Data records ->
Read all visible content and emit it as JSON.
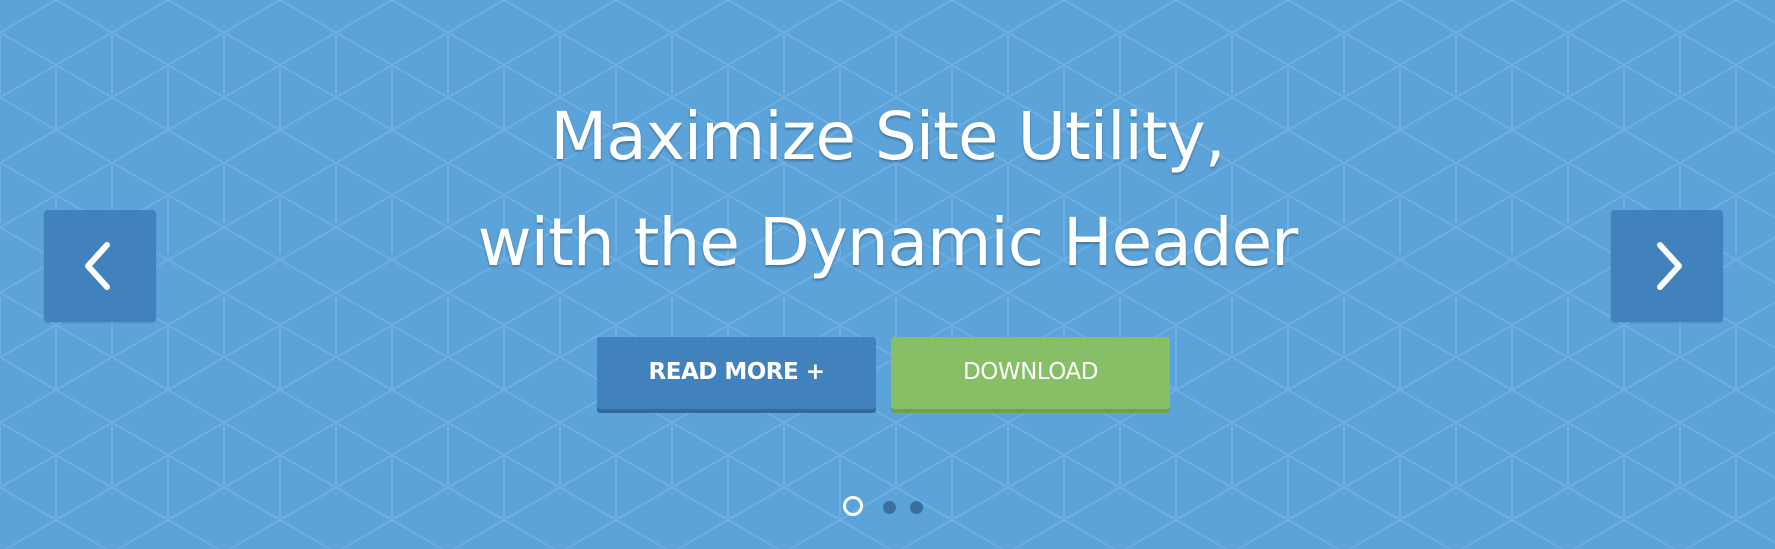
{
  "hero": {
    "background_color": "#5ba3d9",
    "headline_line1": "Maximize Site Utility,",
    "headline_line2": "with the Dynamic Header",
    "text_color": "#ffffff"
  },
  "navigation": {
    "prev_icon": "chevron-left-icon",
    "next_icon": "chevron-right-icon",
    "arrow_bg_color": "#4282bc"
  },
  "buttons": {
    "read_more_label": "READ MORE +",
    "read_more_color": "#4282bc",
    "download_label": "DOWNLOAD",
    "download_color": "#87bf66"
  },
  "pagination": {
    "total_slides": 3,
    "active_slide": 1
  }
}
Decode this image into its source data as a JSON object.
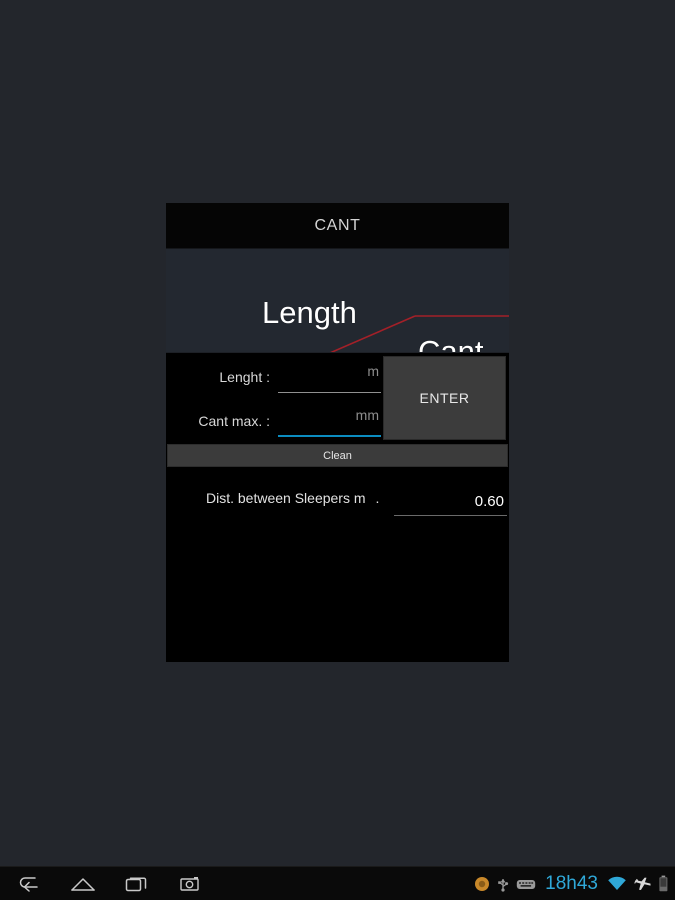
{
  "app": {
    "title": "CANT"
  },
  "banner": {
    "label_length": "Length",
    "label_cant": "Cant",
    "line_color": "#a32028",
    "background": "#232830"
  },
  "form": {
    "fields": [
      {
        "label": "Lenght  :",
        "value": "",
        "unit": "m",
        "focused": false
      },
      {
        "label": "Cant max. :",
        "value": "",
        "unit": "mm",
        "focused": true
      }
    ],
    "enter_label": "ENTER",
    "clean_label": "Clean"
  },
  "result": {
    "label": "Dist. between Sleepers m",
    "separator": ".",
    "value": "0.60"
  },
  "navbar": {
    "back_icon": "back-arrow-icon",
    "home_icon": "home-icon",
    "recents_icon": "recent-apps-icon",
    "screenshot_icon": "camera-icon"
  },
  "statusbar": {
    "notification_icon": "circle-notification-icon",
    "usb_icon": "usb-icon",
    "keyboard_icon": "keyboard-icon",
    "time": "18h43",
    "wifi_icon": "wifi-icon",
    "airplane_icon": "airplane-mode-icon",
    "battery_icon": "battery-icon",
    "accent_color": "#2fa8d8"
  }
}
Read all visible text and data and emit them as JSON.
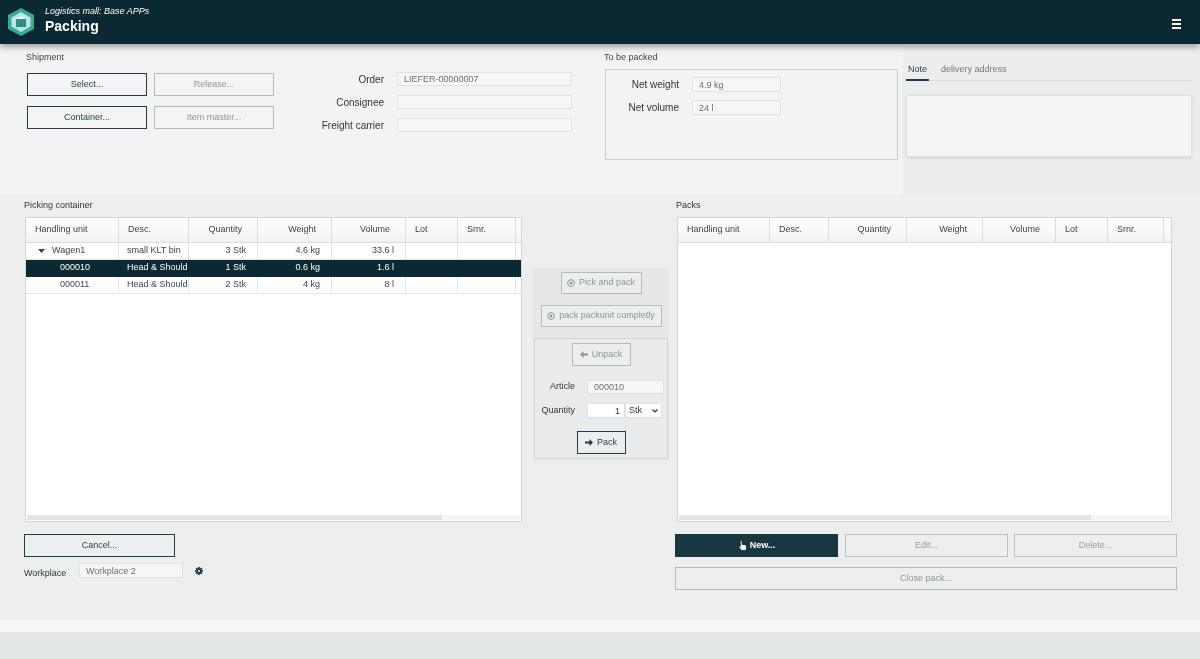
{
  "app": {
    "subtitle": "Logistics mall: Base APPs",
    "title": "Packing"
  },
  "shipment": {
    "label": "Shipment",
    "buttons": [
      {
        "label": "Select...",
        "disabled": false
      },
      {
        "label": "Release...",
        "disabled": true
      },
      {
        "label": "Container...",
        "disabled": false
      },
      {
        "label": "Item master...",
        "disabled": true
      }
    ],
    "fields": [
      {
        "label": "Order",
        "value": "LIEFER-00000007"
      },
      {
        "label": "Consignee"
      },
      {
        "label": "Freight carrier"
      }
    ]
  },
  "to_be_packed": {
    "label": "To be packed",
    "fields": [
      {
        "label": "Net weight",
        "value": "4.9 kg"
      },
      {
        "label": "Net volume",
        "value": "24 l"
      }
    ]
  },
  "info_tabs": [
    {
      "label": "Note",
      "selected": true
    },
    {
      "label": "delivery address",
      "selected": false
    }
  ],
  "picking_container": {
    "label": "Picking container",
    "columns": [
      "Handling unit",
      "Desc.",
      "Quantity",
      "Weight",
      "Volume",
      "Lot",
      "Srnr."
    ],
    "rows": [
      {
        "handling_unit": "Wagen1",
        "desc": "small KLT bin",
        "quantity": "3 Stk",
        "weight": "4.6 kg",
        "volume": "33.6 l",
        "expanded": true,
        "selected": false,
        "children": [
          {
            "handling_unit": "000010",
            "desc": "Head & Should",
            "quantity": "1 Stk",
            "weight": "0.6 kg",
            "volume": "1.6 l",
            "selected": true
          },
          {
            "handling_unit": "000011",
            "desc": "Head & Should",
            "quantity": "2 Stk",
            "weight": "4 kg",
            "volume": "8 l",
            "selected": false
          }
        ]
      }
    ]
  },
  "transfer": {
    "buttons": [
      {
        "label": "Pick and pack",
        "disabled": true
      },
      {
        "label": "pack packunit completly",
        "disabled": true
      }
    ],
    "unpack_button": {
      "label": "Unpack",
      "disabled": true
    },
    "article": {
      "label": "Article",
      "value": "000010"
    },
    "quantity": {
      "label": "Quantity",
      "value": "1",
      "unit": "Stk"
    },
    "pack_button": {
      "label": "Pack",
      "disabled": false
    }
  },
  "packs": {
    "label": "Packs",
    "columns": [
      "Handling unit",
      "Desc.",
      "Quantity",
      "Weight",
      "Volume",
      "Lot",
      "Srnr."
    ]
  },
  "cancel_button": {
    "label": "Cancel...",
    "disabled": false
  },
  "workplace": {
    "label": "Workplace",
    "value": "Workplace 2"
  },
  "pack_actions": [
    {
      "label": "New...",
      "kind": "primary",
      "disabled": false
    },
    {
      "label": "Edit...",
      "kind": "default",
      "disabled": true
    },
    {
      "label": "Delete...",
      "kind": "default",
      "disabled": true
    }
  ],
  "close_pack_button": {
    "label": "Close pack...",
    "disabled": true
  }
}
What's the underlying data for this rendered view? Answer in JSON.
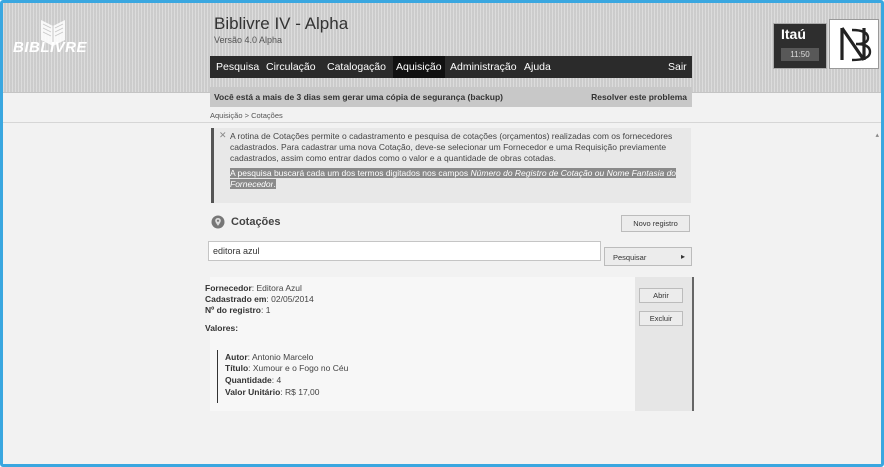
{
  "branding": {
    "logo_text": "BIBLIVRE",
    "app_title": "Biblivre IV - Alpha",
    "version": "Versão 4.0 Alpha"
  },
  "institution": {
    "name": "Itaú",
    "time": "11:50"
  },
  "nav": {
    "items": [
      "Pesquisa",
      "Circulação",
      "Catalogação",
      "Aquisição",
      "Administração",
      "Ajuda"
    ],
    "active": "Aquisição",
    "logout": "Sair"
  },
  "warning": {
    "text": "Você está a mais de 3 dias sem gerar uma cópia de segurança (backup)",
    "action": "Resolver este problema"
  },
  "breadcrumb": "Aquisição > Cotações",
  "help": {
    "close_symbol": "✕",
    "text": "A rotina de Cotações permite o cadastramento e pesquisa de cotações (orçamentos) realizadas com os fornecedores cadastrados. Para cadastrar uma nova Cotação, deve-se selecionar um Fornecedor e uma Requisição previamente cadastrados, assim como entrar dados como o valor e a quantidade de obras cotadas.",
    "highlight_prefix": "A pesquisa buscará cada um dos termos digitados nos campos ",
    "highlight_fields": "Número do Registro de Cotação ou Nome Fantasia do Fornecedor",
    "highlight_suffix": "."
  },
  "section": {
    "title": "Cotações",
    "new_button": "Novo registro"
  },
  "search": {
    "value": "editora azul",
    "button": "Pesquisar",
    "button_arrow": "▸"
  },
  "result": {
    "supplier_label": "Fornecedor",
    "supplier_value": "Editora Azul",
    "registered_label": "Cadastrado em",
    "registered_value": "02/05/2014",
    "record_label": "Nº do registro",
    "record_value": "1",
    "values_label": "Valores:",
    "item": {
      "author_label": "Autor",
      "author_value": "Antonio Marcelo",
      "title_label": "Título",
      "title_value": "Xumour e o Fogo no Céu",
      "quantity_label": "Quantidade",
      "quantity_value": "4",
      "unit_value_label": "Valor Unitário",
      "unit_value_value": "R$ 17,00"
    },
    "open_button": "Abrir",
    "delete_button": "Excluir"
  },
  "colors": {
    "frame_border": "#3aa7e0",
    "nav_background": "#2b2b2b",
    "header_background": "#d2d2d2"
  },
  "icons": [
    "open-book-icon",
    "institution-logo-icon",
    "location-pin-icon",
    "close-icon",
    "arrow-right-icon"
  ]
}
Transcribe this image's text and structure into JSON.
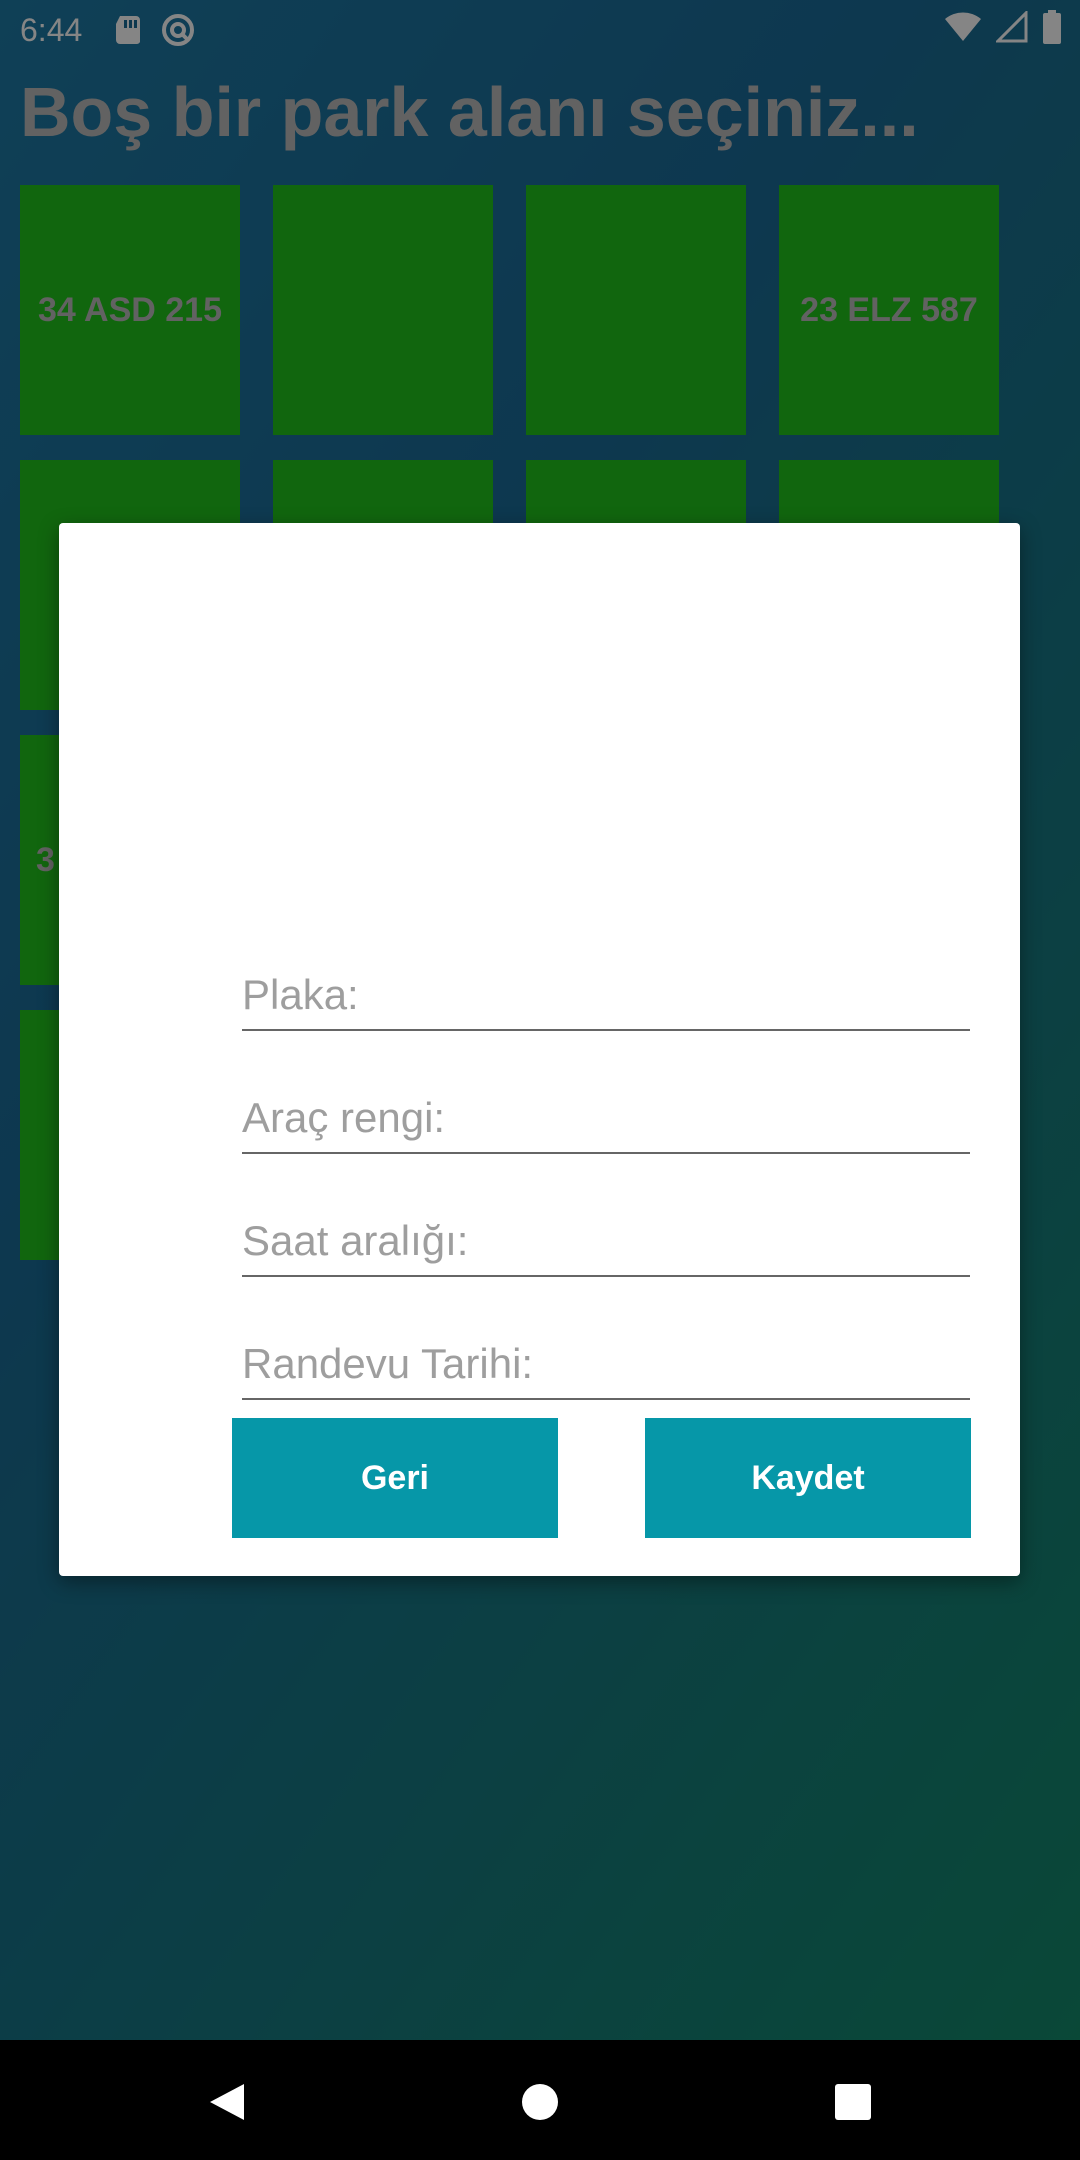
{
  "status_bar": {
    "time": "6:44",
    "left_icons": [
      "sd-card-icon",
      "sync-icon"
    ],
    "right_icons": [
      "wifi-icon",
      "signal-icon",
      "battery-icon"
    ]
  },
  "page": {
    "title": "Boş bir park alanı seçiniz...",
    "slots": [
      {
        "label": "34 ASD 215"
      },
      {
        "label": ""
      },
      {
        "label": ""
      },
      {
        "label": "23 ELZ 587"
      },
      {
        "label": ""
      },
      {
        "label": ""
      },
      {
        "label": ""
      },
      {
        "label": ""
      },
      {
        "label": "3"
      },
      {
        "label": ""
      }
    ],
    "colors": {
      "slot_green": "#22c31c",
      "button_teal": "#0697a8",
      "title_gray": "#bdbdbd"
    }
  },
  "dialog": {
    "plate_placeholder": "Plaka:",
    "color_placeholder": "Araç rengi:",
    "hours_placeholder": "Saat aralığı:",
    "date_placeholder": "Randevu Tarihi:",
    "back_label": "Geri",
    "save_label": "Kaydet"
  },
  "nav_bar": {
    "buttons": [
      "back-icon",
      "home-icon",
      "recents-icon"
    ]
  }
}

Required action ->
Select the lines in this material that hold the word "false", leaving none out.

Written solution ->
        "focused": false
        "disabled": false
        "disabled": false
      "selected": false
        "selected": false,
            "selected": false
      "disabled": false
    "disabled": false
      "disabled": false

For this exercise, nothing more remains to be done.